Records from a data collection
* * * * * * *
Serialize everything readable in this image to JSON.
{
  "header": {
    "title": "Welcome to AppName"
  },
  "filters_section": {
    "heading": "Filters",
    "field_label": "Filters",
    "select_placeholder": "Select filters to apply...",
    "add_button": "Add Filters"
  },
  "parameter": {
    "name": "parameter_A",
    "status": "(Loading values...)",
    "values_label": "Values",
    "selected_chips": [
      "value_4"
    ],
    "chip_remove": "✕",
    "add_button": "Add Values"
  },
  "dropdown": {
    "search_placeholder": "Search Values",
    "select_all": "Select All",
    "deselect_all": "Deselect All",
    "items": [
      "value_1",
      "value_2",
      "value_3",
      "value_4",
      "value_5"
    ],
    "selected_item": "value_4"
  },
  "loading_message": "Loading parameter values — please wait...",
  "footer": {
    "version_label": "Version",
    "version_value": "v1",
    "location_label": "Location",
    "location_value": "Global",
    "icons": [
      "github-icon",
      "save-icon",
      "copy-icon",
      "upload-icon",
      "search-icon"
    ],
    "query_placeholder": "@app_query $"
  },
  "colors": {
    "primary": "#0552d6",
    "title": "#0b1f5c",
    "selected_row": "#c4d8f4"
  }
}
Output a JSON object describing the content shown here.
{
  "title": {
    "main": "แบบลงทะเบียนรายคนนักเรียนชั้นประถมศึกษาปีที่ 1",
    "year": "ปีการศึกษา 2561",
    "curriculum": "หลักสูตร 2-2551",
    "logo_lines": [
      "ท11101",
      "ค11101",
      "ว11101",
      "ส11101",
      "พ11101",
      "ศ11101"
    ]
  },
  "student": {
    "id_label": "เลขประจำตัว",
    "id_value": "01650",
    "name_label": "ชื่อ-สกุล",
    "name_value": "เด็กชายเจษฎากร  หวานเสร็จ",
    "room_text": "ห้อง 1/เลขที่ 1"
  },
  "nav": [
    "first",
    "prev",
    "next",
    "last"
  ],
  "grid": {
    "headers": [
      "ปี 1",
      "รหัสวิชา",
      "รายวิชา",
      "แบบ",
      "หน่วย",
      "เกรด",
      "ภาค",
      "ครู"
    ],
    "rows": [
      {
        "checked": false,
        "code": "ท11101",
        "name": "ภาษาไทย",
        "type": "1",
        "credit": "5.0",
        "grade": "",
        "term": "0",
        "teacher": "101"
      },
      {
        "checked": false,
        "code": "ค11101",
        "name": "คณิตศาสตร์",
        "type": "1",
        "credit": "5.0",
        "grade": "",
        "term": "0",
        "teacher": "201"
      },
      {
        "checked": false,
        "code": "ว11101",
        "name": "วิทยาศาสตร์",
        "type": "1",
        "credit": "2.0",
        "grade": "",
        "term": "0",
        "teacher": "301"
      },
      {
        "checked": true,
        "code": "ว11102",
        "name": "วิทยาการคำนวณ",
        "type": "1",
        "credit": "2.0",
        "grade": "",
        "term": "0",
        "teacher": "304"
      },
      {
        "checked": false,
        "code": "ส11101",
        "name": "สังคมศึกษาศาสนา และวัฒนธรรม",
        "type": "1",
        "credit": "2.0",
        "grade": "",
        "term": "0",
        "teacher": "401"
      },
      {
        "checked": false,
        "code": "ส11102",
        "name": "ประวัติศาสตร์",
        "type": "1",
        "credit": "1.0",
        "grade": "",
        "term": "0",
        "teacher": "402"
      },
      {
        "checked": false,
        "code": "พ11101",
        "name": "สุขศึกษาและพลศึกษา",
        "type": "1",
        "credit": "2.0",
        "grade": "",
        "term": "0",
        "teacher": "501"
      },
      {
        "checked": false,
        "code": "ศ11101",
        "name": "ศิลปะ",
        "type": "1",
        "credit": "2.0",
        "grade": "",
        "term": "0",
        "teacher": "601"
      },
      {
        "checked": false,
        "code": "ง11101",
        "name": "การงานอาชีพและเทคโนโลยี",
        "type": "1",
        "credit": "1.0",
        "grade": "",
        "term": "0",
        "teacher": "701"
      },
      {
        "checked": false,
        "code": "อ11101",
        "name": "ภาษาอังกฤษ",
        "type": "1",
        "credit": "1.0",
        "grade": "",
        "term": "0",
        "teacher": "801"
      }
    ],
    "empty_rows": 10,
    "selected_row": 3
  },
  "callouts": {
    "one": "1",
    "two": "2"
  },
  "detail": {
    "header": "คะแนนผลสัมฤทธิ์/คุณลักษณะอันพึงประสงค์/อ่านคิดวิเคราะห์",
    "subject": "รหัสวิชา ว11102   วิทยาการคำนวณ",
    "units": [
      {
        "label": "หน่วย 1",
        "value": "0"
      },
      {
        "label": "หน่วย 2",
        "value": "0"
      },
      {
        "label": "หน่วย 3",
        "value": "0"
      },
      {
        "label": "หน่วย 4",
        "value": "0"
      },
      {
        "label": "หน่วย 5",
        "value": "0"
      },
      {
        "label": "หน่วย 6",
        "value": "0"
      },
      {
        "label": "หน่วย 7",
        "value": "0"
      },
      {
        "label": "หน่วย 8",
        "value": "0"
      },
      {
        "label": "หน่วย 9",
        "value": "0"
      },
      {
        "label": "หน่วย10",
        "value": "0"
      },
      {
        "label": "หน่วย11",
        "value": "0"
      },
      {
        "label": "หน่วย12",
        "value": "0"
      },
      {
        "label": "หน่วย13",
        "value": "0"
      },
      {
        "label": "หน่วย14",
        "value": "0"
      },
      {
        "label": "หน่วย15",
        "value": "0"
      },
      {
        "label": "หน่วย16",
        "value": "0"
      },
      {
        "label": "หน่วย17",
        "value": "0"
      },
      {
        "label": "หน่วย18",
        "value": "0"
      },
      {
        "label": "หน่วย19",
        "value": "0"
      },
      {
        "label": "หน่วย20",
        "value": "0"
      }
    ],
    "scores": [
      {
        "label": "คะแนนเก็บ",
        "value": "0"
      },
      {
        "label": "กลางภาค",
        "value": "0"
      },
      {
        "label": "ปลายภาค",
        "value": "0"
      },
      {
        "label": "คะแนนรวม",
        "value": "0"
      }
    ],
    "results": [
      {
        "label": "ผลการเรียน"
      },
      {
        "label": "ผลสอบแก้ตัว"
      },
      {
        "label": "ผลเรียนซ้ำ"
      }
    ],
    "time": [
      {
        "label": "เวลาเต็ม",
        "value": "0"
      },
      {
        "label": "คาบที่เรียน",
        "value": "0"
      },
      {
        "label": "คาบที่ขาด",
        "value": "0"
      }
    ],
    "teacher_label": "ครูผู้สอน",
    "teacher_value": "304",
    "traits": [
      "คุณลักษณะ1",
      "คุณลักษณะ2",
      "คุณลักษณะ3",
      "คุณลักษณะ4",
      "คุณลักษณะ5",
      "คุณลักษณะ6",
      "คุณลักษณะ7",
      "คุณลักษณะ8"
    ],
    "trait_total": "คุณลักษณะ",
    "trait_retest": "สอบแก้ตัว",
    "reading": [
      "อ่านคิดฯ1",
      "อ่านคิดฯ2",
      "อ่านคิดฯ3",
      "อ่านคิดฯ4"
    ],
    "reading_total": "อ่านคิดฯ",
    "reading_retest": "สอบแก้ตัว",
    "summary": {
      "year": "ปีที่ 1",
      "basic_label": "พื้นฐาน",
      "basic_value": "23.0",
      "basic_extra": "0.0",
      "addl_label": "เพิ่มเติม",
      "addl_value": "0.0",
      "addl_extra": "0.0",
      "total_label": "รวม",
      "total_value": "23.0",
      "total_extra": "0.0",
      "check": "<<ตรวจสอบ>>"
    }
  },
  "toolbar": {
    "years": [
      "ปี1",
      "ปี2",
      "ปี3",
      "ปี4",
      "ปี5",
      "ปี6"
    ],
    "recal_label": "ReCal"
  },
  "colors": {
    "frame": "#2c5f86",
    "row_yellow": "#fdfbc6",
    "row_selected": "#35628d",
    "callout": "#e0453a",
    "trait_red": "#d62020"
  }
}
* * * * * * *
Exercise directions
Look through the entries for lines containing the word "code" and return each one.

Answer to this task
        "code": "ท11101",
        "code": "ค11101",
        "code": "ว11101",
        "code": "ว11102",
        "code": "ส11101",
        "code": "ส11102",
        "code": "พ11101",
        "code": "ศ11101",
        "code": "ง11101",
        "code": "อ11101",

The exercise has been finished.